* WHAT IS REQUIRED
Across the entries that follow, work out the number of lines containing the string "Parameters", and state it alone.

━━ LISTED ENTRIES ━━

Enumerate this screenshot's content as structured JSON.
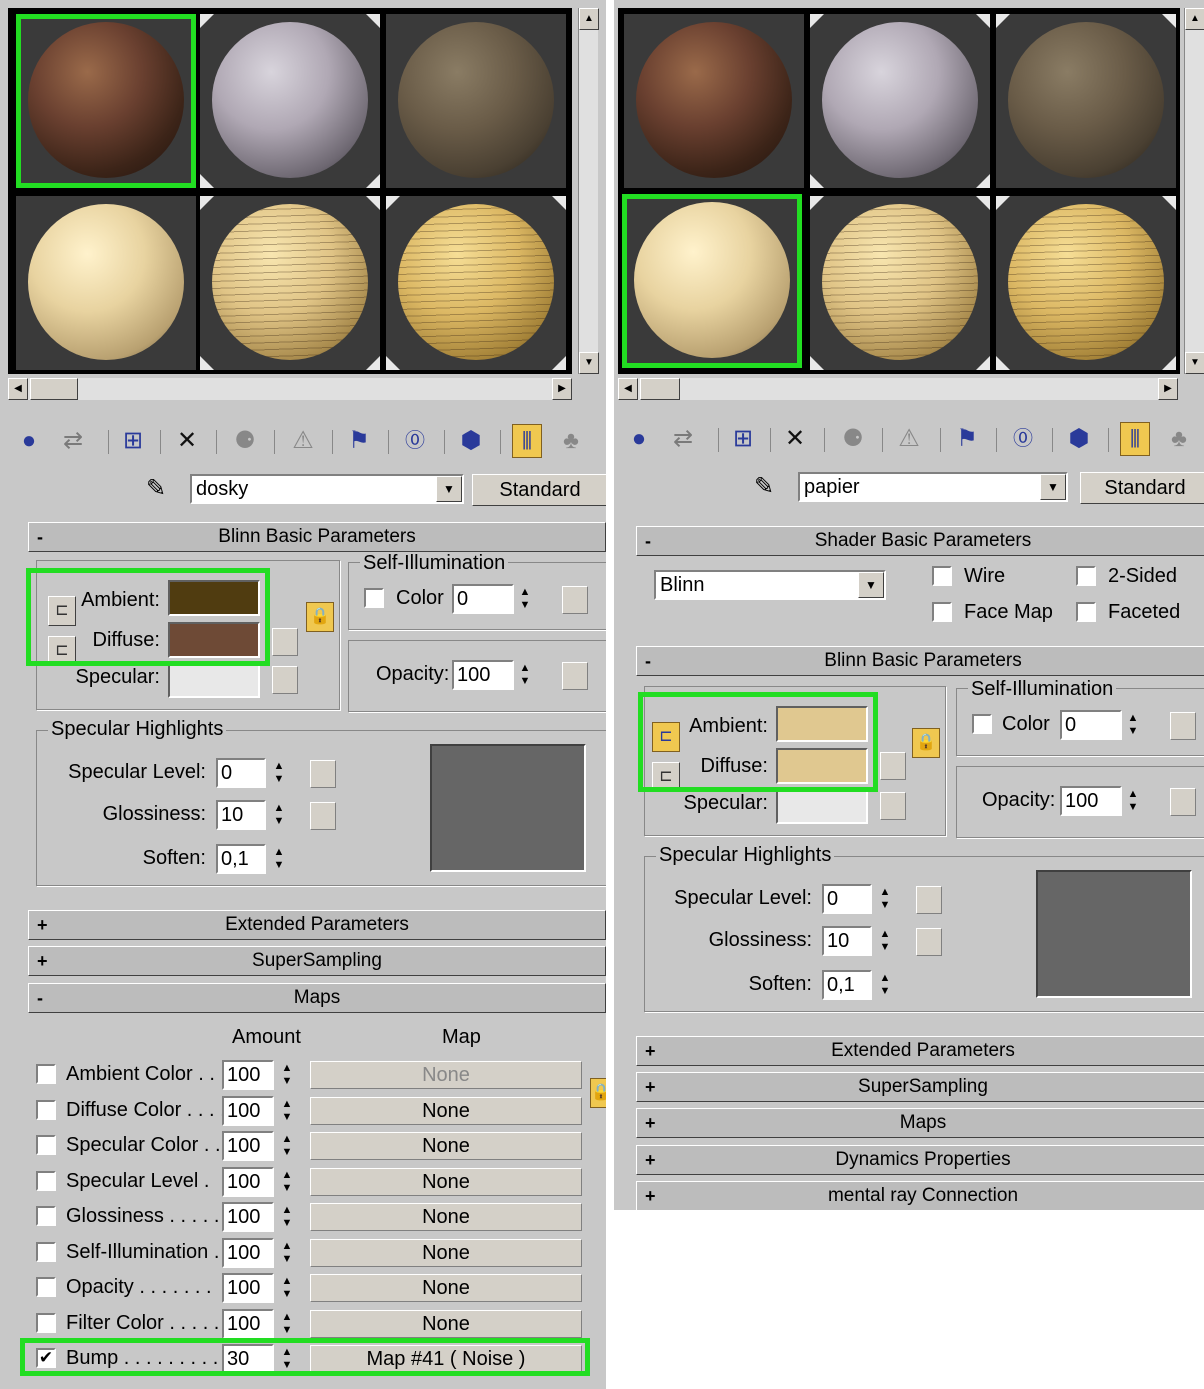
{
  "colors": {
    "highlight": "#22dd22",
    "ambient_left": "#503c10",
    "diffuse_left": "#6e4a36",
    "specular": "#e8e8e8",
    "ambient_right": "#e0c890",
    "diffuse_right": "#e0c890"
  },
  "toolbar_icons": [
    "get-material-icon",
    "put-to-scene-icon",
    "assign-material-icon",
    "reset-icon",
    "make-copy-icon",
    "make-unique-icon",
    "put-to-library-icon",
    "material-id-icon",
    "show-map-icon",
    "show-end-result-icon",
    "go-to-parent-icon"
  ],
  "left": {
    "material_name": "dosky",
    "type_button": "Standard",
    "blinn_rollup": "Blinn Basic Parameters",
    "ambient_label": "Ambient:",
    "diffuse_label": "Diffuse:",
    "specular_label": "Specular:",
    "self_illum_title": "Self-Illumination",
    "color_label": "Color",
    "color_value": "0",
    "opacity_label": "Opacity:",
    "opacity_value": "100",
    "spec_highlights_title": "Specular Highlights",
    "spec_level_label": "Specular Level:",
    "spec_level_value": "0",
    "glossiness_label": "Glossiness:",
    "glossiness_value": "10",
    "soften_label": "Soften:",
    "soften_value": "0,1",
    "extended_rollup": "Extended Parameters",
    "supersampling_rollup": "SuperSampling",
    "maps_rollup": "Maps",
    "maps_amount_header": "Amount",
    "maps_map_header": "Map",
    "maps": [
      {
        "label": "Ambient Color . . .",
        "amount": "100",
        "map": "None",
        "checked": ""
      },
      {
        "label": "Diffuse Color . . . .",
        "amount": "100",
        "map": "None",
        "checked": ""
      },
      {
        "label": "Specular Color . .",
        "amount": "100",
        "map": "None",
        "checked": ""
      },
      {
        "label": "Specular Level  .",
        "amount": "100",
        "map": "None",
        "checked": ""
      },
      {
        "label": "Glossiness . . . . .",
        "amount": "100",
        "map": "None",
        "checked": ""
      },
      {
        "label": "Self-Illumination .",
        "amount": "100",
        "map": "None",
        "checked": ""
      },
      {
        "label": "Opacity . . . . . . .",
        "amount": "100",
        "map": "None",
        "checked": ""
      },
      {
        "label": "Filter Color  . . . . .",
        "amount": "100",
        "map": "None",
        "checked": ""
      },
      {
        "label": "Bump . . . . . . . . .",
        "amount": "30",
        "map": "Map #41  ( Noise )",
        "checked": "✔"
      }
    ]
  },
  "right": {
    "material_name": "papier",
    "type_button": "Standard",
    "shader_rollup": "Shader Basic Parameters",
    "shader_value": "Blinn",
    "wire_label": "Wire",
    "two_sided_label": "2-Sided",
    "face_map_label": "Face Map",
    "faceted_label": "Faceted",
    "blinn_rollup": "Blinn Basic Parameters",
    "ambient_label": "Ambient:",
    "diffuse_label": "Diffuse:",
    "specular_label": "Specular:",
    "self_illum_title": "Self-Illumination",
    "color_label": "Color",
    "color_value": "0",
    "opacity_label": "Opacity:",
    "opacity_value": "100",
    "spec_highlights_title": "Specular Highlights",
    "spec_level_label": "Specular Level:",
    "spec_level_value": "0",
    "glossiness_label": "Glossiness:",
    "glossiness_value": "10",
    "soften_label": "Soften:",
    "soften_value": "0,1",
    "rollups": [
      "Extended Parameters",
      "SuperSampling",
      "Maps",
      "Dynamics Properties",
      "mental ray Connection"
    ]
  }
}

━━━

* ANSWER FOR THE TASK
5